Data records for software interfaces:
*** Begin section ***
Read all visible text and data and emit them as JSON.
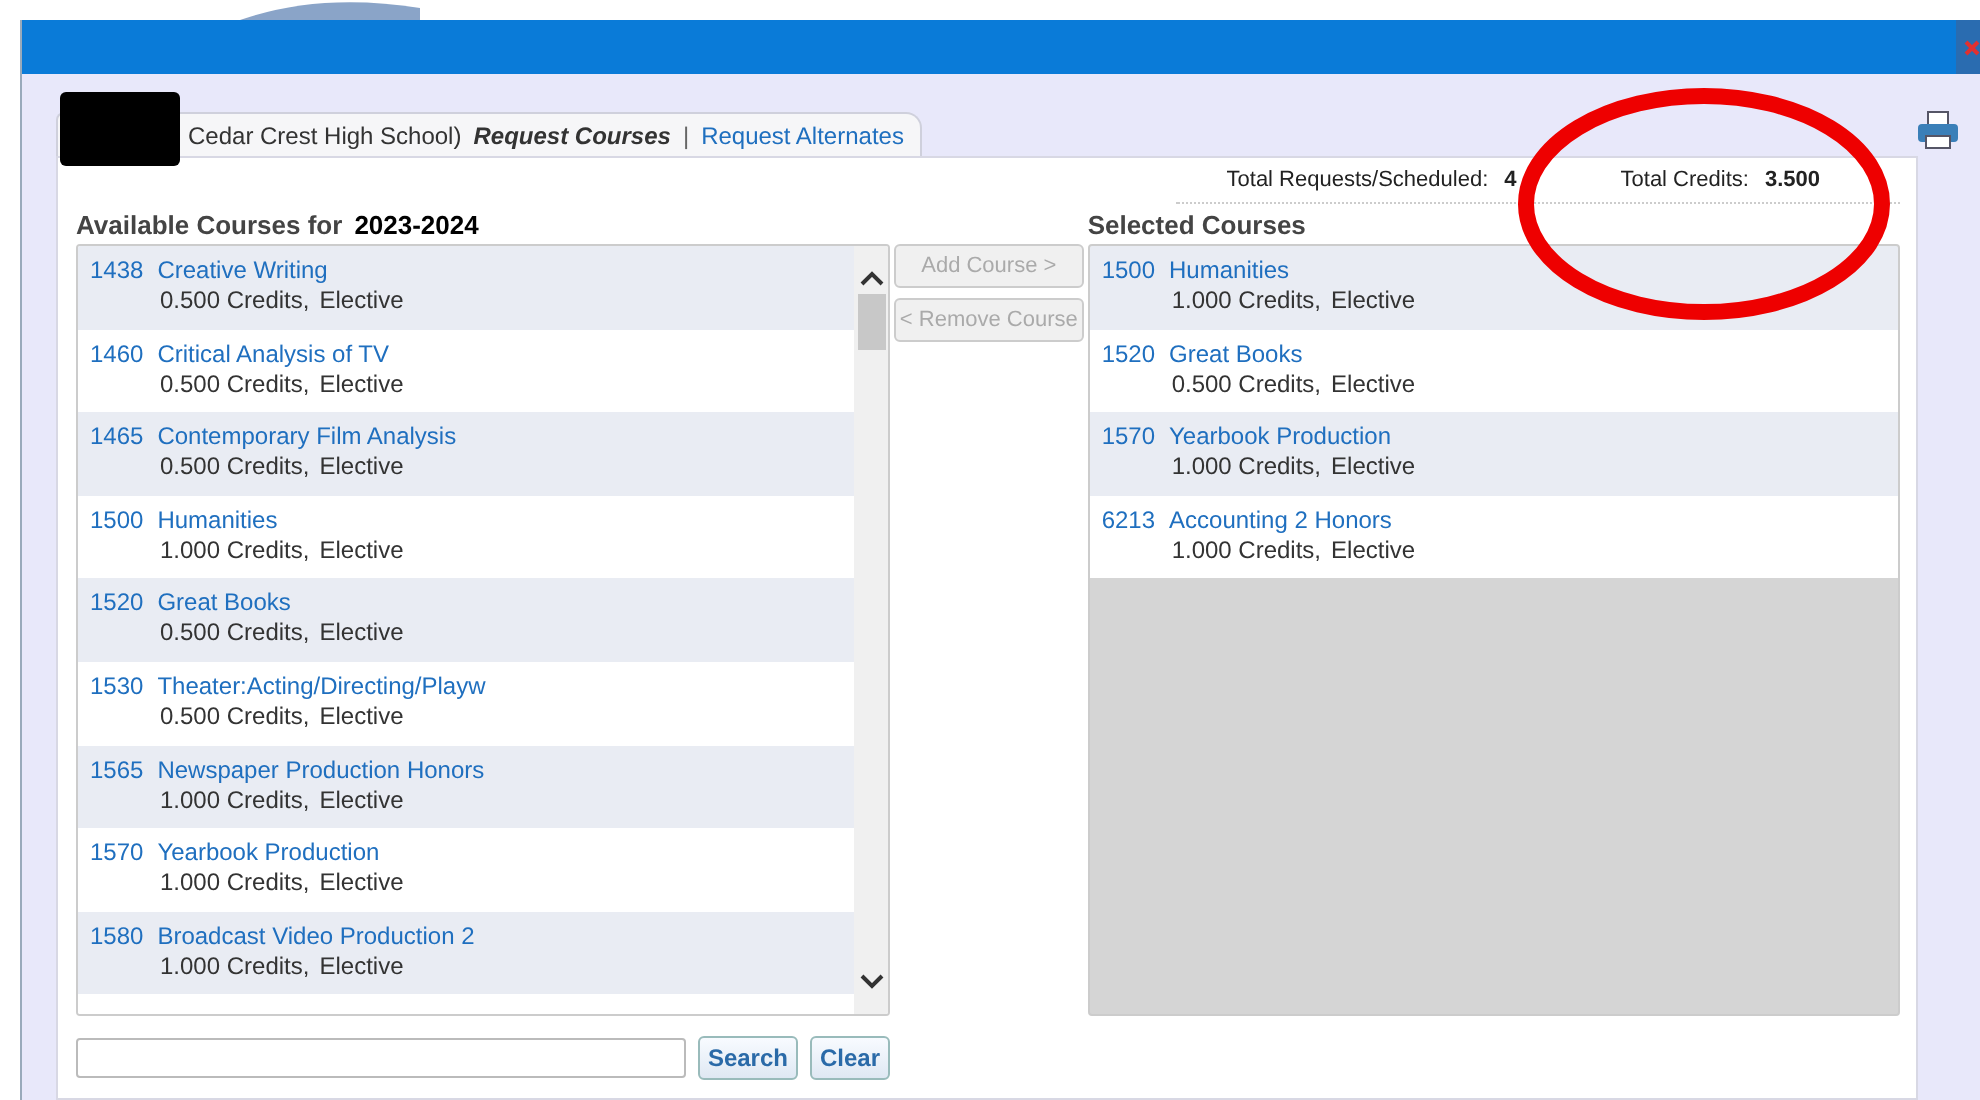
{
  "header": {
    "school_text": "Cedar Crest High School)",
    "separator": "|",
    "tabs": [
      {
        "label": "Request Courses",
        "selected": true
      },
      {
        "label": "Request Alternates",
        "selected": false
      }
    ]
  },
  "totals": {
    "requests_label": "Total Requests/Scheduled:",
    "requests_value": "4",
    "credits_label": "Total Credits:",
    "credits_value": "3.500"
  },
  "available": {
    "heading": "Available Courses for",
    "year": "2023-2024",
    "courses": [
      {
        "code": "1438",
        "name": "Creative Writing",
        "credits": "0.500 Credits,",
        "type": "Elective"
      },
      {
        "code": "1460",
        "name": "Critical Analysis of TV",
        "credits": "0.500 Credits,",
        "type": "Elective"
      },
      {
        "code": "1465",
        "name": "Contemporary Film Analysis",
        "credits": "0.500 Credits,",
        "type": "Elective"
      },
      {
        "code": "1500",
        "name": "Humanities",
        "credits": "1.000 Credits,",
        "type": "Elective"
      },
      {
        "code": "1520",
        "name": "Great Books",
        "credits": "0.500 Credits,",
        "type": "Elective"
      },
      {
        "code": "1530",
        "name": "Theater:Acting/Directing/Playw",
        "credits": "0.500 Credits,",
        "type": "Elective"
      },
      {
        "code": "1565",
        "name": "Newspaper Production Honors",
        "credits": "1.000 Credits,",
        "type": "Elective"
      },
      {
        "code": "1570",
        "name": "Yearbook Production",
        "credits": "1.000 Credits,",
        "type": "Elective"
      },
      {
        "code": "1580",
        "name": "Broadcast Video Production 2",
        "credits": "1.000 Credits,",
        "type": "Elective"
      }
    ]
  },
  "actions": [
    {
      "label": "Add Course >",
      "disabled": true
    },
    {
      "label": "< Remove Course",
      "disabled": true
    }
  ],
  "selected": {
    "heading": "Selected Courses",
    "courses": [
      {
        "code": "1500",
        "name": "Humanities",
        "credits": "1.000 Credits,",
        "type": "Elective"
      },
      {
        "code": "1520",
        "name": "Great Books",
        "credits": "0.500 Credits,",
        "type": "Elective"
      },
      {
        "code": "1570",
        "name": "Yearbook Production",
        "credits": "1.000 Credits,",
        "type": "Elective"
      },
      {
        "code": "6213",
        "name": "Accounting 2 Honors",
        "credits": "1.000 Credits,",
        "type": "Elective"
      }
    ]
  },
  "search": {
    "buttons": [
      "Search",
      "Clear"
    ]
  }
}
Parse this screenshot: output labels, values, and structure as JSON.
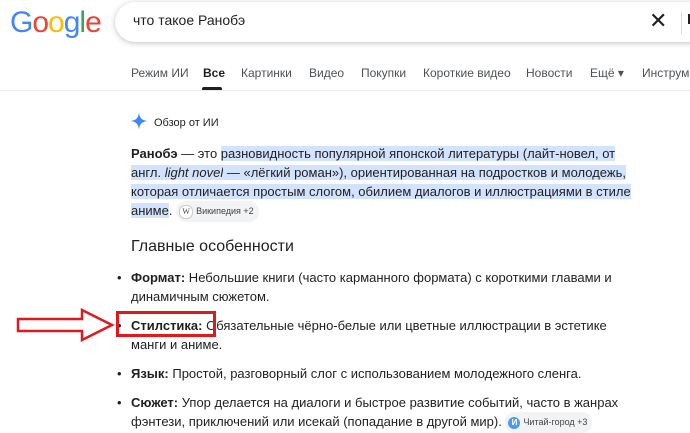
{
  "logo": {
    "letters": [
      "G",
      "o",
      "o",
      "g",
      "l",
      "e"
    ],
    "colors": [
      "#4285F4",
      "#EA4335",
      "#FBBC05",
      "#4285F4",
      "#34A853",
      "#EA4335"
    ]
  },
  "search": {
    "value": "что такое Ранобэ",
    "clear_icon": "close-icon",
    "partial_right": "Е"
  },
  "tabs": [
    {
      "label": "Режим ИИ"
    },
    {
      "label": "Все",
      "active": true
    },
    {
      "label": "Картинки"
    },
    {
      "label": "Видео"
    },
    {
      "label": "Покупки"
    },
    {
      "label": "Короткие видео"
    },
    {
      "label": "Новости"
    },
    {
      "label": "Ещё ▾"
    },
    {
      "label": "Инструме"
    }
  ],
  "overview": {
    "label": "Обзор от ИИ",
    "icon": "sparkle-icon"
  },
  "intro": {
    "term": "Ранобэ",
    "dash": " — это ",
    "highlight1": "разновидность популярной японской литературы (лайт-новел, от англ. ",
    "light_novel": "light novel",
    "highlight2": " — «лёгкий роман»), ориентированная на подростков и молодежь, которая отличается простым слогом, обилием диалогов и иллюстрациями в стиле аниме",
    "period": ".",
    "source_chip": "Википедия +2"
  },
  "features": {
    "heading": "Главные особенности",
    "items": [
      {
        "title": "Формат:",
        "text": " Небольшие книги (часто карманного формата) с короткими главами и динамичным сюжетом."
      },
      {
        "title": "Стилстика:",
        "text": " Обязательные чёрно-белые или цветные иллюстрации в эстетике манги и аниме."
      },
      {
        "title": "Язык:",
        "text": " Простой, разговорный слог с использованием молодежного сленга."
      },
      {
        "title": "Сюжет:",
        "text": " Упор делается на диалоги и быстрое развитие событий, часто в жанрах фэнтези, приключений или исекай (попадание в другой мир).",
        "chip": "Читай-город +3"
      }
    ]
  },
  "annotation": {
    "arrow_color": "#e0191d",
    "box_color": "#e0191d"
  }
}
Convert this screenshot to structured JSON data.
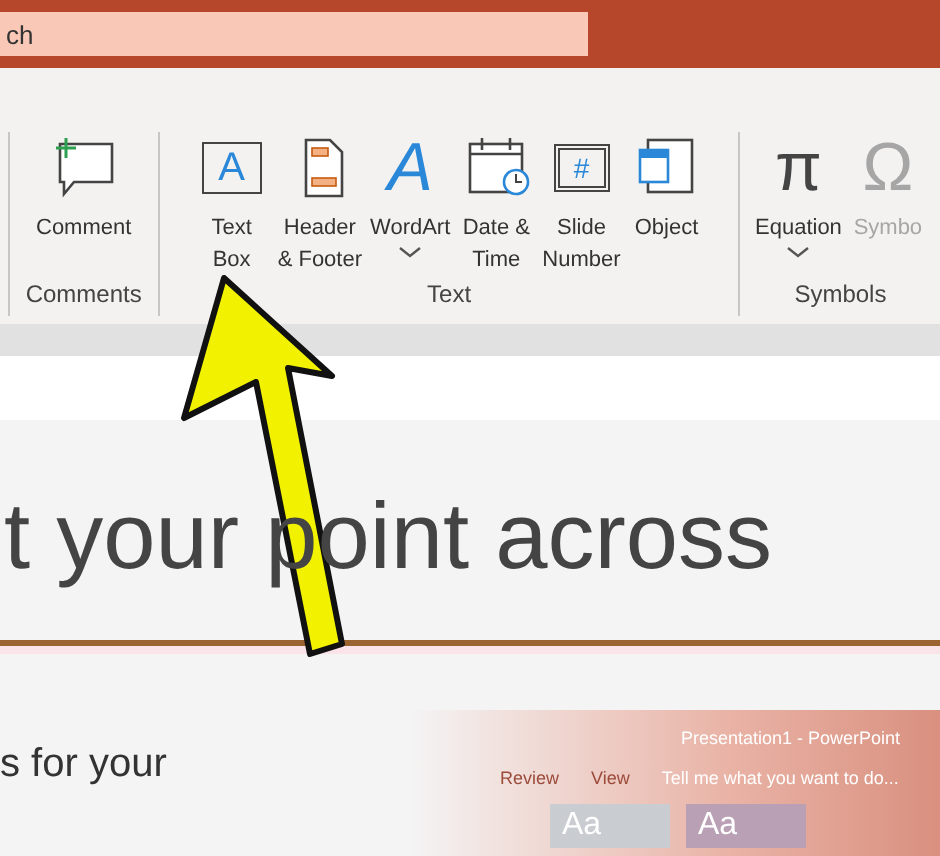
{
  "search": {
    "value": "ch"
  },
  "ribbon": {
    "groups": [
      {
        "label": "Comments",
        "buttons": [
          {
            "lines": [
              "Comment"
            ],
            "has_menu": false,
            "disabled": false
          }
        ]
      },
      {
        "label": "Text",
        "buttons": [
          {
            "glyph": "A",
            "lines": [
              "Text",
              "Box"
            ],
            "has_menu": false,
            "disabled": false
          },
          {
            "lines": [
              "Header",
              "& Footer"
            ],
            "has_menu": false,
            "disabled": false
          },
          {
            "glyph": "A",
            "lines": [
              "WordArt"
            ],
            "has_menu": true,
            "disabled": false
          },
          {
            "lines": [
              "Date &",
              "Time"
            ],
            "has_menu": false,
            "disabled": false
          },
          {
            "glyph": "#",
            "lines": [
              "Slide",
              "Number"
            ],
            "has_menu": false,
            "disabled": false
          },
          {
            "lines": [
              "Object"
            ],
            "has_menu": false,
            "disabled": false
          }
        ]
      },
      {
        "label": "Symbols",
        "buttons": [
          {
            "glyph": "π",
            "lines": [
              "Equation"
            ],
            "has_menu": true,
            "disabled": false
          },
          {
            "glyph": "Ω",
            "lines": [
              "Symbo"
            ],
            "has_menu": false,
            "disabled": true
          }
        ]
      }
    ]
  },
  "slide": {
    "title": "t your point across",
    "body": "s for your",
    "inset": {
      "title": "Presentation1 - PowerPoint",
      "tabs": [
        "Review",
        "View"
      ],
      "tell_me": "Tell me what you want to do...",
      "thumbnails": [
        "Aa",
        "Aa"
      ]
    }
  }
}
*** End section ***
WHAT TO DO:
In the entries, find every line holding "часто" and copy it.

RESPONSE FOR THIS EXERCISE:
        "text": " Небольшие книги (часто карманного формата) с короткими главами и динамичным сюжетом."
        "text": " Упор делается на диалоги и быстрое развитие событий, часто в жанрах фэнтези, приключений или исекай (попадание в другой мир).",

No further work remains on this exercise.